Petroushka, which Clark considered her most important painting, represents her first attempt at a large figural composition with political content and exemplifies the direction in which she wished to develop her work.
Petroushka is a work of strong social commentary whose source is veiled. It brings together Clark’s childhood memories of puppet theatre in the streets of Saint Petersburg and her response to a violent clash between police and striking steelworkers in Chicago in which five workers were killed. Clark taped the article (“Five Steel Strikers Killed in Clash with Chicago Police,” Toronto Daily Star, June 1, 1937) to the back of the canvas to document the source. She transformed the story of Petroushka (the Russian equivalent of Punch or Pulchinello) to describe the plight of the worker, subjugated by the interests of capitalism (the banker) and its enforcers (policeman). The viewer looks down on the scene in a cobblestoned yard between apartment blocks. The crowd responds to the performance with catcalls and clenched fists—an anti-fascist symbol of unity, strength, and resistance used here to indicate the artist’s support for their cause. Two preparatory sketches, including Study for Petroushka, 1937, illustrate the evolution of the painting.

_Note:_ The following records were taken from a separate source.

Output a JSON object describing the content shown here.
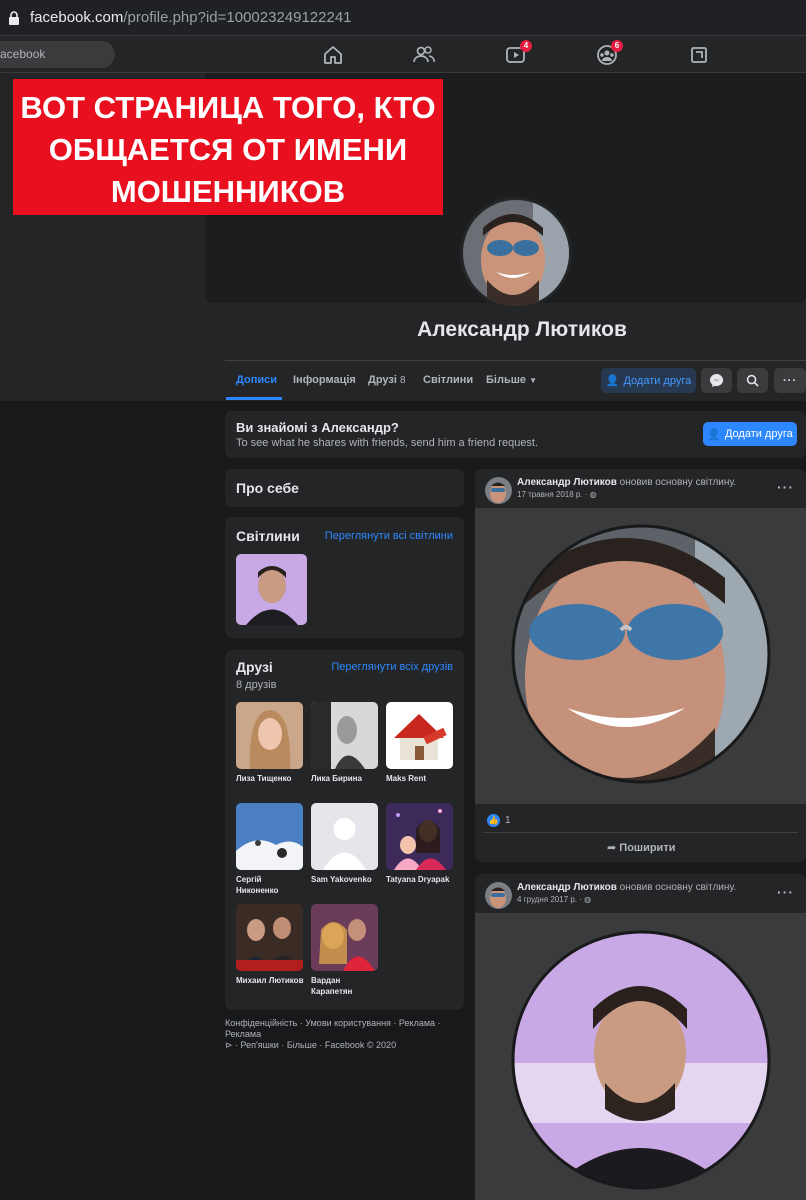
{
  "browser": {
    "url_domain": "facebook.com",
    "url_path": "/profile.php?id=100023249122241"
  },
  "header": {
    "search_placeholder": "acebook",
    "badges": {
      "watch": "4",
      "groups": "6"
    }
  },
  "banner": {
    "line1": "ВОТ СТРАНИЦА ТОГО, КТО",
    "line2": "ОБЩАЕТСЯ ОТ ИМЕНИ",
    "line3": "МОШЕННИКОВ"
  },
  "profile": {
    "name": "Александр Лютиков"
  },
  "tabs": [
    {
      "label": "Дописи"
    },
    {
      "label": "Інформація"
    },
    {
      "label": "Друзі"
    },
    {
      "label": "Світлини"
    },
    {
      "label": "Більше"
    }
  ],
  "friends_tab_count": "8",
  "actions": {
    "add_friend": "Додати друга"
  },
  "know": {
    "title": "Ви знайомі з Александр?",
    "subtitle": "To see what he shares with friends, send him a friend request.",
    "button": "Додати друга"
  },
  "about": {
    "title": "Про себе"
  },
  "photos": {
    "title": "Світлини",
    "link": "Переглянути всі світлини"
  },
  "friends": {
    "title": "Друзі",
    "count": "8 друзів",
    "link": "Переглянути всіх друзів",
    "items": [
      {
        "name": "Лиза Тищенко"
      },
      {
        "name": "Лика Бирина"
      },
      {
        "name": "Maks Rent"
      },
      {
        "name": "Сергій Никоненко"
      },
      {
        "name": "Sam Yakovenko"
      },
      {
        "name": "Tatyana Dryapak"
      },
      {
        "name": "Михаил Лютиков"
      },
      {
        "name": "Вардан Карапетян"
      }
    ]
  },
  "footer": {
    "line1": "Конфіденційність · Умови користування · Реклама · Реклама",
    "line2": "· Реп'яшки · Більше · Facebook © 2020"
  },
  "posts": [
    {
      "author": "Александр Лютиков",
      "action": "оновив основну світлину.",
      "date": "17 травня 2018 р. ·",
      "likes": "1",
      "share": "Поширити"
    },
    {
      "author": "Александр Лютиков",
      "action": "оновив основну світлину.",
      "date": "4 грудня 2017 р. ·"
    }
  ],
  "colors": {
    "accent": "#2d88ff",
    "banner": "#e8101f",
    "background": "#18191a",
    "card": "#242526"
  }
}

The visual sources of Petroushka go beyond the artist’s childhood memories of puppet shows. She includes herself on the far left holding a young child (possibly Ben), silhouetted against a building—perhaps a reference to Year 1918 in Petrograd, 1920, by Kuzma Petrov-Vodkin (1878–1939), her teacher at the time he painted it. It is likely that additional sources included the political posters illustrated in Iskusstvo 4 (1933), one of the Russian art magazines Clark acquired in the autumn of 1936: Vladimir Ilyich Lenin (1870–1924) Addressing the Red Army of Workers on 5th May 1920, 1933, by Isaak Brodsky (1883–1939) and Les peuples opprimés des colonies sous le drapeau de la révolution prolétarienne se lèvent pour la lutte contre l’impérialisme, 1932, by Feodor Rabitchev (1894–1961), in which the people topple buildings in their march against capitalism.
Clark had high expectations for Petroushka. She first showed it at the Canadian Group of Painters exhibition in 1937, along with Wheat Field, 1936, and Bathing the Horse, 1937, a troika of Russian-inspired work. It remained in her possession until the National Gallery purchased it in 1976.